What do I do if the school is not meeting my child’s diabetic needs?


If you feel that your child’s school is not meeting your needs, you have no choice but to take stronger action. You may want to contact an attorney for help in deciding the best course of action. You may consider filing an administrative complaint with the U.S. Department of Education or through the school district or state appeal process. Do not delay in getting legal help. Administrative appeal and other actions need to be started quickly or you lose the ability to pursue them.

In working with school officials to meet your child’s needs, it helps to know your rights. You have the right to request that your child be evaluated for services, and if eligible, you have several other rights.

Your Public School Rights

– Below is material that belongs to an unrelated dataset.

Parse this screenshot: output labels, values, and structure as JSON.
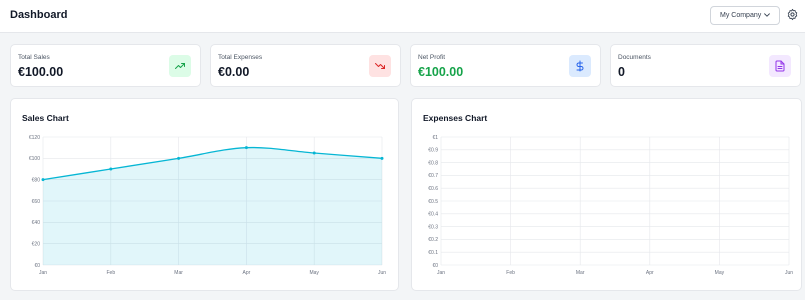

  • You can schedule a meeting with school officials. You have a right to bring an advocate, attorney, or experts to this meeting to better explain your child’s diabetes management.
  • You can develop a plan to accommodate the unique needs of your child. This plan should precisely set out the types of special services your child needs to receive.
  • You can withhold signing a plan if it does not meet your child’s needs. Be reasonable, but stand firm if your child’s needs are not being accommodated.
  • You should be notified and review any proposed changes in your child’s plan, be included in any conference or meetings held to review the plan, and review and consider changes before they are implemented.

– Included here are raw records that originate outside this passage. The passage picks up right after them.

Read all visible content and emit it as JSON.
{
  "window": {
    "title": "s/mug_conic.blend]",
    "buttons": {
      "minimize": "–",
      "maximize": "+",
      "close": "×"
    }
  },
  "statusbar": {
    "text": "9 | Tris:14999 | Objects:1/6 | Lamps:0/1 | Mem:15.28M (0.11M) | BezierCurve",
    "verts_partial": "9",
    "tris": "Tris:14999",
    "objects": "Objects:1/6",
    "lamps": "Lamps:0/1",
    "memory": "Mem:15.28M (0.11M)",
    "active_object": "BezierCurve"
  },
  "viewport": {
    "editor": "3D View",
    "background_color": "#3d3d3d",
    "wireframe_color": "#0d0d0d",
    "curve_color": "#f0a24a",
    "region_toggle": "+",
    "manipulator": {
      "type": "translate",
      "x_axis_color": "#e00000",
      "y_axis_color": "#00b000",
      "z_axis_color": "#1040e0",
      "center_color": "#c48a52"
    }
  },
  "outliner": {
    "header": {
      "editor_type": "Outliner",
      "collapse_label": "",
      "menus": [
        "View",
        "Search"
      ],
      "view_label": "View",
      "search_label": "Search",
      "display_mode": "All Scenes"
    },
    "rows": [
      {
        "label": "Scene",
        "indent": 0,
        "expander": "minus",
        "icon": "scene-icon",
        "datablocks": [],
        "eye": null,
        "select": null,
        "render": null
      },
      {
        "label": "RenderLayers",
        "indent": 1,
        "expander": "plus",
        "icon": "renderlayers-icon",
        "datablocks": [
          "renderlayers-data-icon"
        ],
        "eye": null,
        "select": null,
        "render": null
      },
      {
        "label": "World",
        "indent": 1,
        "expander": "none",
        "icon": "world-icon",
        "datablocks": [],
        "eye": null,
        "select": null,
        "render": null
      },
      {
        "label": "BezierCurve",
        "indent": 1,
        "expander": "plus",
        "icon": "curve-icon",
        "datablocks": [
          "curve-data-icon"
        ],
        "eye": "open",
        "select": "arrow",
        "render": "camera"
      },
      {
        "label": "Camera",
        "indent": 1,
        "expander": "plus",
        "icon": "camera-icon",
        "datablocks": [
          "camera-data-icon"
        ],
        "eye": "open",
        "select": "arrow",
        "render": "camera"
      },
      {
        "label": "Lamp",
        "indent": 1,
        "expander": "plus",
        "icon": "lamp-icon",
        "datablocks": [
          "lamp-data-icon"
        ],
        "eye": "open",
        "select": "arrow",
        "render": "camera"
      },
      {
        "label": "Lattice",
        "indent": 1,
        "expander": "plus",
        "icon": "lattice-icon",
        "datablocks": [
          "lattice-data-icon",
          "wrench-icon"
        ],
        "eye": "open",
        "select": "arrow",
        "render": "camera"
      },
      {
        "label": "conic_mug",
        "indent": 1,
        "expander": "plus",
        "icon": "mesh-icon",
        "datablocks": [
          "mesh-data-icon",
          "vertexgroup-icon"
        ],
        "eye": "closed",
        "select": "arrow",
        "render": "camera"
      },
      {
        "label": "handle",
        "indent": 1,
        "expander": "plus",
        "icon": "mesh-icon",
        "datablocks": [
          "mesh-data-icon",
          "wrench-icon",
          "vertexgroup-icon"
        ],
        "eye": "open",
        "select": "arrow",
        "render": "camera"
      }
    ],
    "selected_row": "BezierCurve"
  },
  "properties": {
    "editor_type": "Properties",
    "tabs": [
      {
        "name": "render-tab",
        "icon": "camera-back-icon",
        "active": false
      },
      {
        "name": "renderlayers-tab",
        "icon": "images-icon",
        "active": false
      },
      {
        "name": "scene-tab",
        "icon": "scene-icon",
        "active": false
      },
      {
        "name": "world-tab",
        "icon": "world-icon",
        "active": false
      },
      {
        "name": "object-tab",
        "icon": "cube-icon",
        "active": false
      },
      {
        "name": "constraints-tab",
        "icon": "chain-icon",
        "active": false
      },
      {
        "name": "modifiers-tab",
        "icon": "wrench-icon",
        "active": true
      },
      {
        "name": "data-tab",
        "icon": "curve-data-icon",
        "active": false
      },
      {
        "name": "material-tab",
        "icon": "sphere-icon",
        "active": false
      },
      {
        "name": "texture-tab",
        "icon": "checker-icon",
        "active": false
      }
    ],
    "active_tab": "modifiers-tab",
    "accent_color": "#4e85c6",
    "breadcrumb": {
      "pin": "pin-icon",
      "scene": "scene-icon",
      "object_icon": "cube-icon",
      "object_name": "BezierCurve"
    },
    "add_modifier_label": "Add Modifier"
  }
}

Continue Learning about Diabetes


Diabetes mellitus (MEL-ih-tus), often referred to as diabetes, is characterized by high blood glucose (sugar) levels that result from the body’s inability to produce enough insulin and/or effectively utilize the insulin. Diabetes ...

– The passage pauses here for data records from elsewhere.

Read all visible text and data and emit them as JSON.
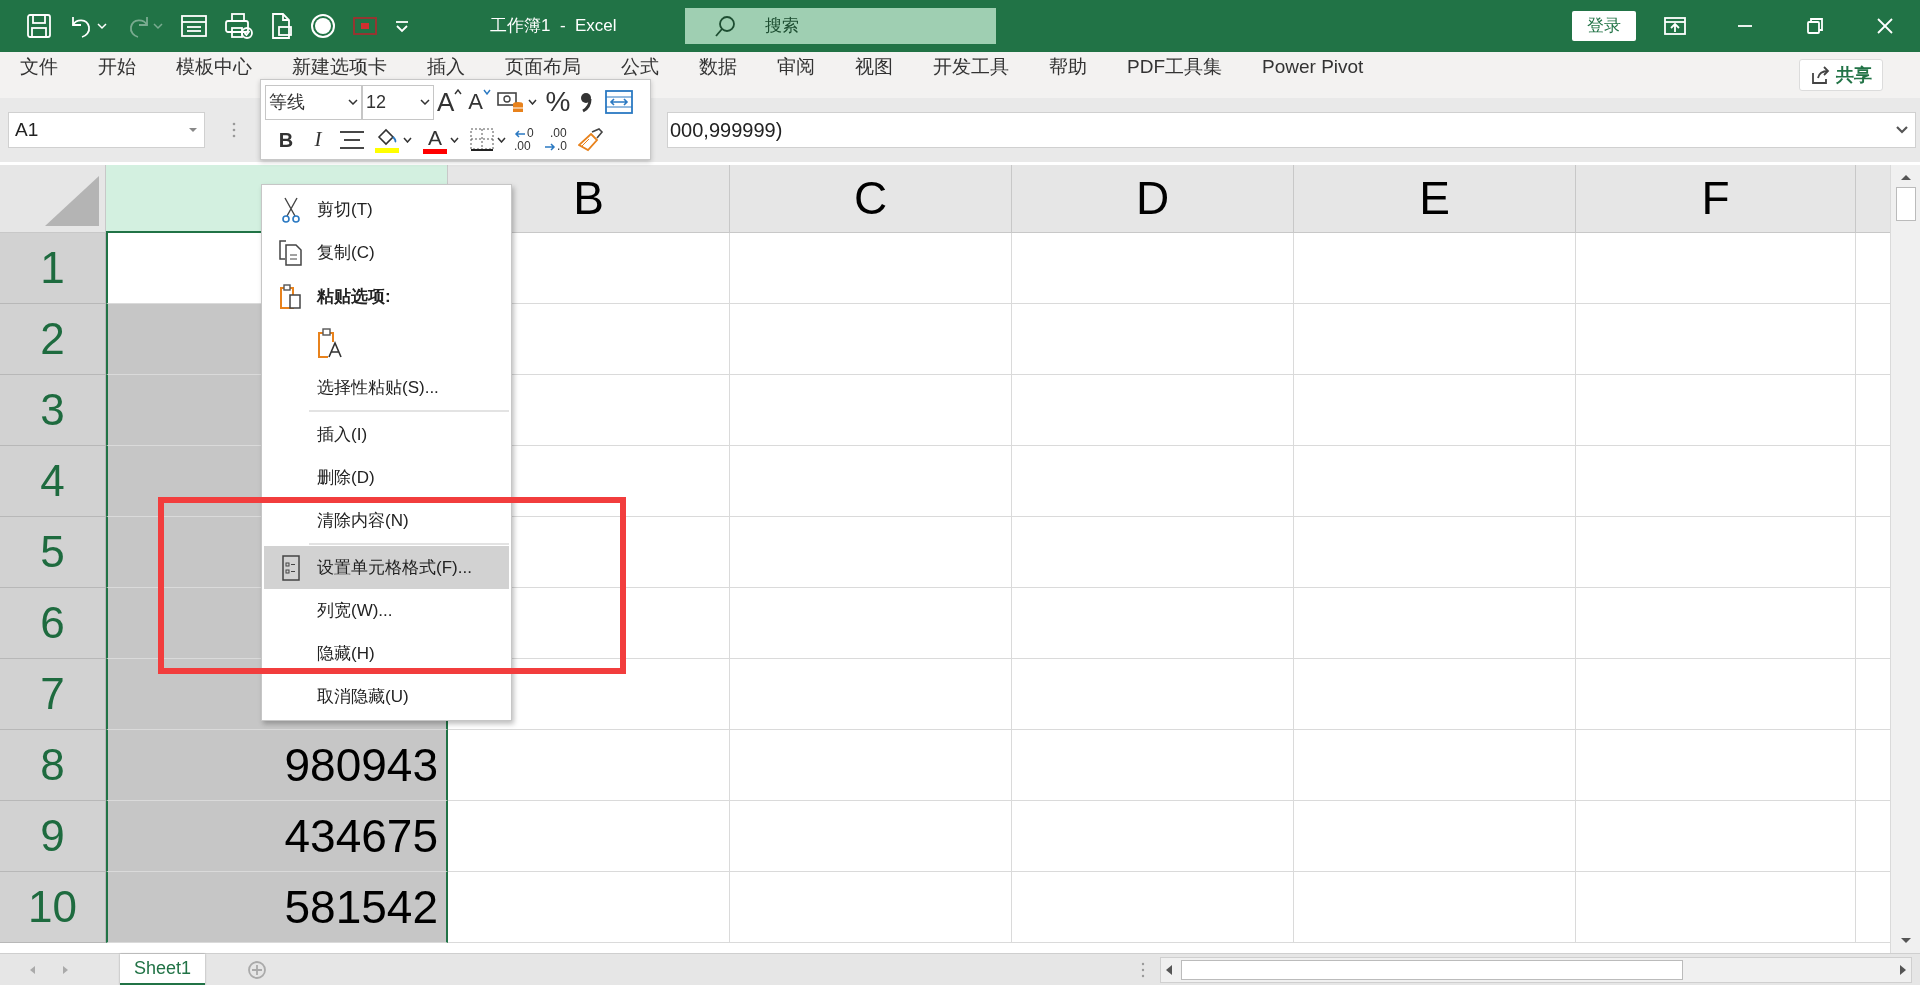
{
  "title_bar": {
    "quick_access": [
      {
        "kind": "save",
        "disabled": false
      },
      {
        "kind": "undo",
        "disabled": false
      },
      {
        "kind": "redo",
        "disabled": true
      },
      {
        "kind": "form",
        "disabled": false
      },
      {
        "kind": "print",
        "disabled": false
      },
      {
        "kind": "document",
        "disabled": false
      },
      {
        "kind": "circle",
        "disabled": false
      },
      {
        "kind": "record",
        "disabled": false
      },
      {
        "kind": "customize",
        "disabled": false
      }
    ],
    "title": "工作簿1  -  Excel",
    "search": {
      "placeholder": "搜索"
    },
    "sign_in": "登录"
  },
  "ribbon_tabs": [
    "文件",
    "开始",
    "模板中心",
    "新建选项卡",
    "插入",
    "页面布局",
    "公式",
    "数据",
    "审阅",
    "视图",
    "开发工具",
    "帮助",
    "PDF工具集",
    "Power Pivot"
  ],
  "share_button": "共享",
  "name_box": "A1",
  "formula": "000,999999)",
  "mini_toolbar": {
    "font": "等线",
    "size": "12",
    "row1": [
      {
        "kind": "grow",
        "label": "A"
      },
      {
        "kind": "shrink",
        "label": "A"
      },
      {
        "kind": "accounting"
      },
      {
        "kind": "percent",
        "label": "%"
      },
      {
        "kind": "comma"
      },
      {
        "kind": "wrap"
      }
    ],
    "row2": [
      {
        "kind": "bold",
        "label": "B"
      },
      {
        "kind": "italic",
        "label": "I"
      },
      {
        "kind": "align"
      },
      {
        "kind": "fill"
      },
      {
        "kind": "fontcolor",
        "label": "A"
      },
      {
        "kind": "borders"
      },
      {
        "kind": "adddecimal",
        "lines": [
          "0",
          ".00"
        ]
      },
      {
        "kind": "removedecimal",
        "lines": [
          ".00",
          ".0"
        ]
      },
      {
        "kind": "painter"
      }
    ]
  },
  "sheet": {
    "columns": [
      {
        "selected": true
      },
      {
        "label": "B",
        "selected": false
      },
      {
        "label": "C",
        "selected": false
      },
      {
        "label": "D",
        "selected": false
      },
      {
        "label": "E",
        "selected": false
      },
      {
        "label": "F",
        "selected": false
      }
    ],
    "rows": [
      {
        "header": "1",
        "active": true
      },
      {
        "header": "2",
        "active": false
      },
      {
        "header": "3",
        "active": false
      },
      {
        "header": "4",
        "active": false
      },
      {
        "header": "5",
        "active": false
      },
      {
        "header": "6",
        "active": false
      },
      {
        "header": "7",
        "active": false
      },
      {
        "header": "8",
        "active": false,
        "value": "980943"
      },
      {
        "header": "9",
        "active": false,
        "value": "434675"
      },
      {
        "header": "10",
        "active": false,
        "value": "581542"
      }
    ]
  },
  "context_menu": {
    "items": [
      {
        "kind": "cut",
        "label": "剪切(T)",
        "highlighted": false
      },
      {
        "kind": "copy",
        "label": "复制(C)",
        "highlighted": false
      },
      {
        "kind": "heading",
        "label": "粘贴选项:"
      },
      {
        "kind": "pasteoption"
      },
      {
        "kind": "command",
        "label": "选择性粘贴(S)...",
        "highlighted": false
      },
      {
        "kind": "separator"
      },
      {
        "kind": "command",
        "label": "插入(I)",
        "highlighted": false
      },
      {
        "kind": "command",
        "label": "删除(D)",
        "highlighted": false
      },
      {
        "kind": "command",
        "label": "清除内容(N)",
        "highlighted": false
      },
      {
        "kind": "separator"
      },
      {
        "kind": "format",
        "label": "设置单元格格式(F)...",
        "highlighted": true
      },
      {
        "kind": "command",
        "label": "列宽(W)...",
        "highlighted": false
      },
      {
        "kind": "command",
        "label": "隐藏(H)",
        "highlighted": false
      },
      {
        "kind": "command",
        "label": "取消隐藏(U)",
        "highlighted": false
      }
    ]
  },
  "sheet_tabs": [
    {
      "label": "Sheet1",
      "selected": true
    }
  ]
}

is a serious, life-long condition and the sixth leading cause of death in the United States. Diabetes is a disorder of metabolism (the body's way of digesting food and converting it into energy). There are three forms of diabetes. Type 1 diabetes is an autoimmune disease that accounts for five- to 10-percent of all diagnosed cases of diabetes. Type 2 diabetes may account for 90- to 95-percent of all diagnosed cases. The third type of diabetes occurs in pregnancy and is referred to as gestational diabetes. Left untreated, gestational diabetes can cause health issues for pregnant women and their babies. People with diabetes can take preventive steps to control this disease and decrease the risk of further complications.

Important: This content reflects information from various individuals and organizations and may offer alternative or opposing points of view. It should not be used for medical advice, diagnosis or treatment. As always, you should consult with your healthcare provider about your specific health needs.